Is new funding for childcare just a drop in the ocean for many families?
Yes: Whilst any support for parents is welcome, this is a mere drop in the ocean for families who have borne the burden of government cuts.
House of Commons library figures show an average family with a new born baby is losing £2,000 as a result of Tory and Lib Dem cuts to tax credits, maternity pay and support for new families
The proposals will place increased pressure on nurseries at a time when cuts have led to a shortage of places and a rise in prices, and there is a question mark over whether the government can deliver this without compromising standards. Even if they do, there is no guarantee that the poorest families will stand to benefit because there is an income threshold of £10,000 for parents to qualify, meaning that minimum wage earners and single parents would lose money if they try to work their way out of poverty.
I meet hard-working families all the time who are struggling to cope under this government.
Last year the average cost of looking after a new baby rose 4.5%, compared with a 1.5% increase in average earnings. Cuts to childcare help through Working Tax Credit are also hitting working families hard.

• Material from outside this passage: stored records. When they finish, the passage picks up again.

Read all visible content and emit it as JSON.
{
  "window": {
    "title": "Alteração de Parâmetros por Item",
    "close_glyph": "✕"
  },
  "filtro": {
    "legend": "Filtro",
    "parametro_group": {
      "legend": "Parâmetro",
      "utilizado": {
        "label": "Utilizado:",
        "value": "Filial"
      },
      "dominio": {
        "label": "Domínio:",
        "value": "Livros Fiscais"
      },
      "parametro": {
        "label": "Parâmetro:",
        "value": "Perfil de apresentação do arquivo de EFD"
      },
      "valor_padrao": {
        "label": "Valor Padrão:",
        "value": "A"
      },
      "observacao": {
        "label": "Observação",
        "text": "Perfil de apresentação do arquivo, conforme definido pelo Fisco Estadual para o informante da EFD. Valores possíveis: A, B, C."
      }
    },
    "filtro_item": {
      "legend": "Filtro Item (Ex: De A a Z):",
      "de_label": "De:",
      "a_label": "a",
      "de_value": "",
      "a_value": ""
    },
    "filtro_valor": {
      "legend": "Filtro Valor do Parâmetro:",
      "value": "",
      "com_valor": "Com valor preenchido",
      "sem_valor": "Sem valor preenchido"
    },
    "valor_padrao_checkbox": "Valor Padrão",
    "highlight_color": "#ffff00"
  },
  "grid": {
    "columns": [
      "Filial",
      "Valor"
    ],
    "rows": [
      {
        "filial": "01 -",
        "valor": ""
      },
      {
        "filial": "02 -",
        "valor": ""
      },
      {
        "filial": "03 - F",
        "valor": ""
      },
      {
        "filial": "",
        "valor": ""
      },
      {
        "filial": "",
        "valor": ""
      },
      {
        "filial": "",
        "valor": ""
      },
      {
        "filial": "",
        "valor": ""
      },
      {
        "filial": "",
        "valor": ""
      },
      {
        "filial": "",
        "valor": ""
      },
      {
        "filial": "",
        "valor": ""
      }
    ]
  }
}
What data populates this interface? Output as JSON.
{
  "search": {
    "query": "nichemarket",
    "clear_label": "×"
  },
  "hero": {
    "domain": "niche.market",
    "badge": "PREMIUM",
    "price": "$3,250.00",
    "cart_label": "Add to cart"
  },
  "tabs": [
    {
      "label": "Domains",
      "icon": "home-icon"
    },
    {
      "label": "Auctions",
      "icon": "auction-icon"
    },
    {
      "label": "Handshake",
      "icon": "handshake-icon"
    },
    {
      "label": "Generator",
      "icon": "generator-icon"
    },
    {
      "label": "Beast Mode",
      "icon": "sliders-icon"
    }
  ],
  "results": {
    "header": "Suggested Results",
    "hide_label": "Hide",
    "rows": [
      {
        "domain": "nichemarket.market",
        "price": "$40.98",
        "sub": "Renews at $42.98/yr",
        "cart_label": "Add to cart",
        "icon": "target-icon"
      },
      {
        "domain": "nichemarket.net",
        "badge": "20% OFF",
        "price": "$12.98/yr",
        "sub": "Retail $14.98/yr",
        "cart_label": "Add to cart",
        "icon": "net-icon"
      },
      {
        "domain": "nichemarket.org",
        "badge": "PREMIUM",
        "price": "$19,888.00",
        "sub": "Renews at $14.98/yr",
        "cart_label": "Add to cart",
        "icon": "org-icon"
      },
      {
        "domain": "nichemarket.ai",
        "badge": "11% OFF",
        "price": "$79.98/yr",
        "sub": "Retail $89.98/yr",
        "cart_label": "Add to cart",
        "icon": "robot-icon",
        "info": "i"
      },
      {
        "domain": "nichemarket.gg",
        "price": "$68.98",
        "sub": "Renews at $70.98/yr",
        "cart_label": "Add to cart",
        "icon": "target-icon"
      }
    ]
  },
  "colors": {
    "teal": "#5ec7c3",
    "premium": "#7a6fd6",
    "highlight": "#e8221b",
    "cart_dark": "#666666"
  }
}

The Government needs to take radical action to support families by investing heavily in childcare and extending state childcare provision.
Investment in childcare is a no-brainer -- it can create jobs and help parents move into work, thus raising tax revenue and removing parents from state support.
It can also be a strong driver of equality, empowering women and levelling the playing field for disadvantaged children.